### Work instructions
Every line of the material below in which "tone" shows up is to be located and copied.
──────
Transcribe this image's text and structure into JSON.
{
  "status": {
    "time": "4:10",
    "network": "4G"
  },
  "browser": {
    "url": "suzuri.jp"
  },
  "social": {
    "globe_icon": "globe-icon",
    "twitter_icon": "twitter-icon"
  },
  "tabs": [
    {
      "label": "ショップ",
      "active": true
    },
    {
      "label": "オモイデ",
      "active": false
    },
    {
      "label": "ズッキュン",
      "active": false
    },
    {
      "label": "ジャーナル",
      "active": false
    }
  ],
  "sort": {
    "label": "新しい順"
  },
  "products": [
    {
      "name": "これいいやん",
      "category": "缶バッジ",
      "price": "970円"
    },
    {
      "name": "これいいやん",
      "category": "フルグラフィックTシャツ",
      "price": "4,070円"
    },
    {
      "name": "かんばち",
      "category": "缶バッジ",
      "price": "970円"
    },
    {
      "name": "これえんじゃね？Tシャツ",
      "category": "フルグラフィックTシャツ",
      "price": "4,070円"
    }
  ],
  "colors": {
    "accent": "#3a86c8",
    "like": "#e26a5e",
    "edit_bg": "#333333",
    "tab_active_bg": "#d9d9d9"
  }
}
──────
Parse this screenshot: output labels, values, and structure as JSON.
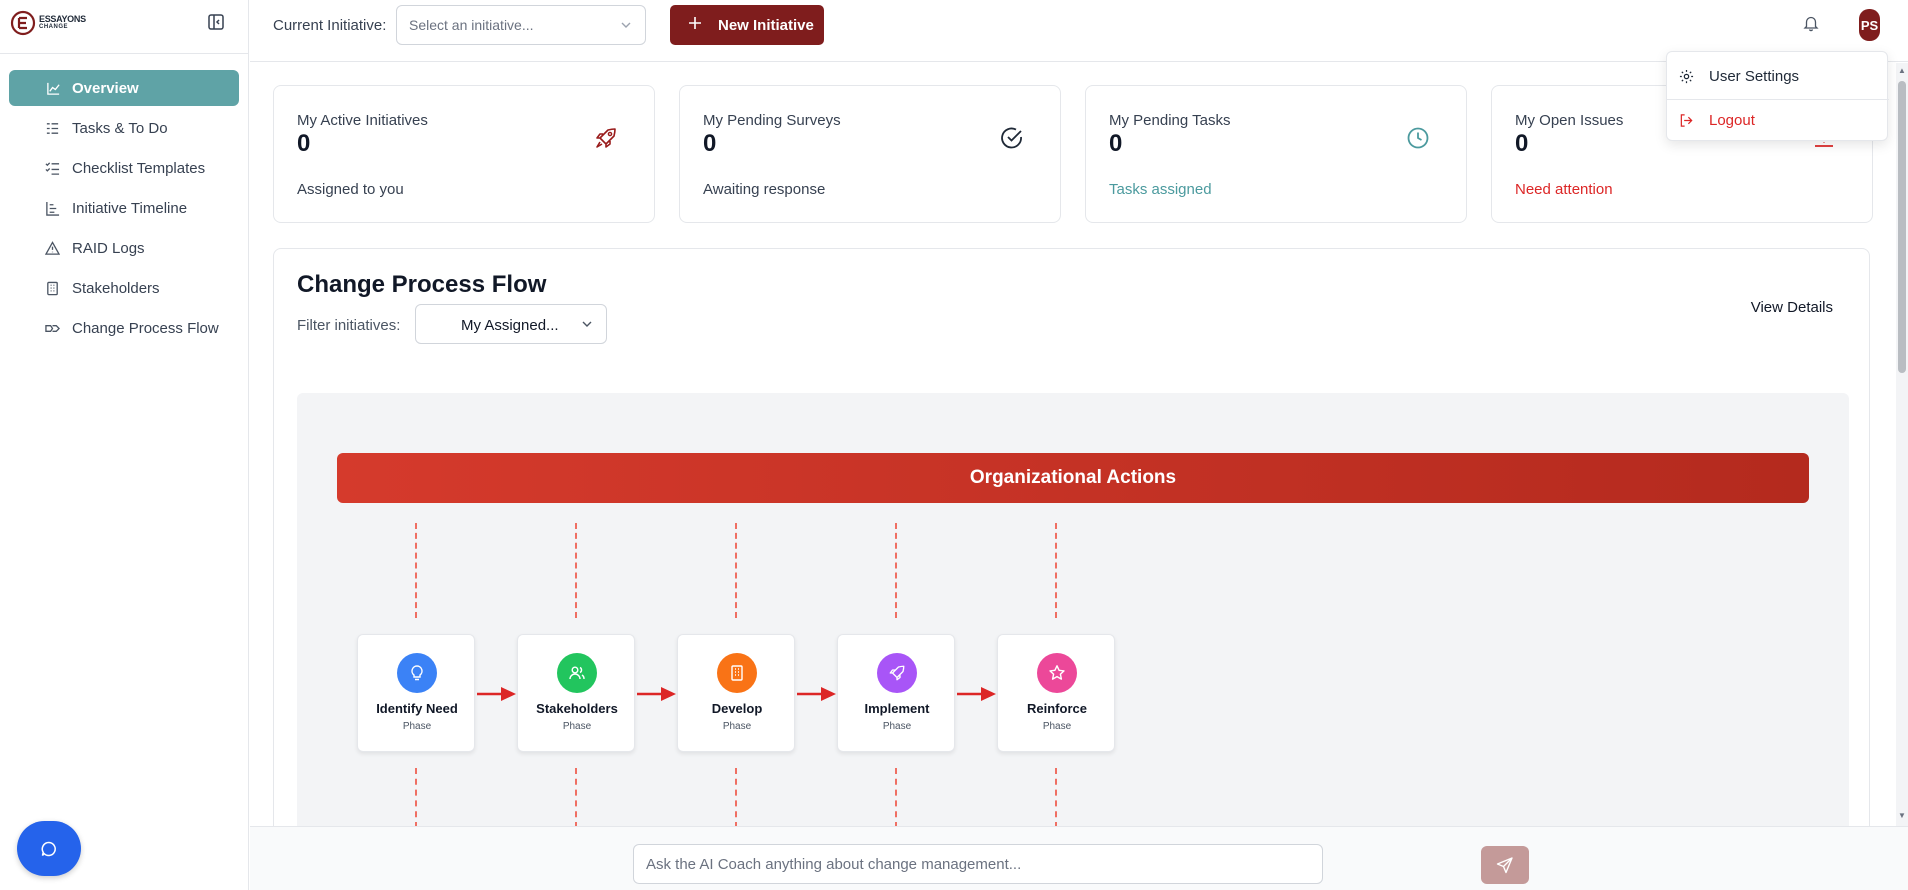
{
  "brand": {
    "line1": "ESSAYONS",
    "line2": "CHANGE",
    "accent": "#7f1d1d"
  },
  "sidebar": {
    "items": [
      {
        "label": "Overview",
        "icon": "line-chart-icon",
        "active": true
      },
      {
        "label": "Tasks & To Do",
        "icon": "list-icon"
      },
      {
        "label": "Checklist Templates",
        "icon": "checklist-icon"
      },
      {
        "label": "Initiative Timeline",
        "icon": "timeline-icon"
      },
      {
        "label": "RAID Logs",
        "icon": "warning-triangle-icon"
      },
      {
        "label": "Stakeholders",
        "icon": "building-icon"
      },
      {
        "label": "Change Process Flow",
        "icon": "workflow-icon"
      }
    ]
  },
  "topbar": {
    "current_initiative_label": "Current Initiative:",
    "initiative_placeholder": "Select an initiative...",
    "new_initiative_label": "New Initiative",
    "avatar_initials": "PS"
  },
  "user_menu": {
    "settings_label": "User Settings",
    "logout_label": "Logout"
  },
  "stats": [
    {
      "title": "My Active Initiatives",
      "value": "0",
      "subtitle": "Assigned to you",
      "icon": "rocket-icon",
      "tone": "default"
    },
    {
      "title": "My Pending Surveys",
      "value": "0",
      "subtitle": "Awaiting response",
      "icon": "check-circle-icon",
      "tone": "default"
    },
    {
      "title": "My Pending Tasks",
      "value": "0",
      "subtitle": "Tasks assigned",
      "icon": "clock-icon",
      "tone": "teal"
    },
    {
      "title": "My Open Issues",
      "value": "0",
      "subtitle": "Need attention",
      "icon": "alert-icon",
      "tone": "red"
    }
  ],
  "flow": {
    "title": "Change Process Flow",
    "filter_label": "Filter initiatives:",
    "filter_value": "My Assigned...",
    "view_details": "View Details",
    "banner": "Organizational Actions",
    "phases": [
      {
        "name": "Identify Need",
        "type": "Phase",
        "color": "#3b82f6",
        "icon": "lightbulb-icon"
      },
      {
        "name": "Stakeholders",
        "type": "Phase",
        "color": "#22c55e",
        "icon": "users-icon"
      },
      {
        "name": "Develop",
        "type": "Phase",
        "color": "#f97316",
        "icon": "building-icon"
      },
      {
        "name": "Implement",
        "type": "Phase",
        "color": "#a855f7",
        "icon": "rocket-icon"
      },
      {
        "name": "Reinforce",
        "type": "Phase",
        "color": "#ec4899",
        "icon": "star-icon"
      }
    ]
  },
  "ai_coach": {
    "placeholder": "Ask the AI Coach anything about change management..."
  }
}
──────
### Response area
      "tone": "default"
      "tone": "default"
      "tone": "teal"
      "tone": "red"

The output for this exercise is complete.